■ Assigned task:
Without including any picture, return the complete set of records exactly.

Dataset rows for apps and sites
══════════════════════════════

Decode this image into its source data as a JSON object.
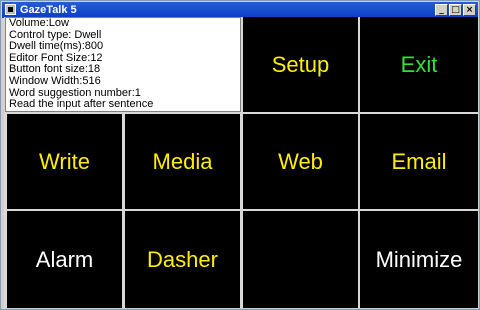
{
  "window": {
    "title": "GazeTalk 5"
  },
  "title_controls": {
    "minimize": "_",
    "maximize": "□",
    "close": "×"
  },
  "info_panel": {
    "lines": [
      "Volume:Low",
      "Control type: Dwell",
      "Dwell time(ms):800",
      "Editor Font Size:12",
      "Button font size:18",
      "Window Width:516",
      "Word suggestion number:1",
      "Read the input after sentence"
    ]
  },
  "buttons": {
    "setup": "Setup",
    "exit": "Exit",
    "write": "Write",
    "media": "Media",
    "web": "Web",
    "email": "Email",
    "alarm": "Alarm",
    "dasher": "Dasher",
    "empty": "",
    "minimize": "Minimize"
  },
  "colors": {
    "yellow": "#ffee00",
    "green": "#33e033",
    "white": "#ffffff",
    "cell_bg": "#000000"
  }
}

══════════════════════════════

■ Answer:
Decode this image into its source data as a JSON object.
{
  "window": {
    "title": "GazeTalk 5"
  },
  "title_controls": {
    "minimize": "_",
    "maximize": "□",
    "close": "×"
  },
  "info_panel": {
    "lines": [
      "Volume:Low",
      "Control type: Dwell",
      "Dwell time(ms):800",
      "Editor Font Size:12",
      "Button font size:18",
      "Window Width:516",
      "Word suggestion number:1",
      "Read the input after sentence"
    ]
  },
  "buttons": {
    "setup": "Setup",
    "exit": "Exit",
    "write": "Write",
    "media": "Media",
    "web": "Web",
    "email": "Email",
    "alarm": "Alarm",
    "dasher": "Dasher",
    "empty": "",
    "minimize": "Minimize"
  },
  "colors": {
    "yellow": "#ffee00",
    "green": "#33e033",
    "white": "#ffffff",
    "cell_bg": "#000000"
  }
}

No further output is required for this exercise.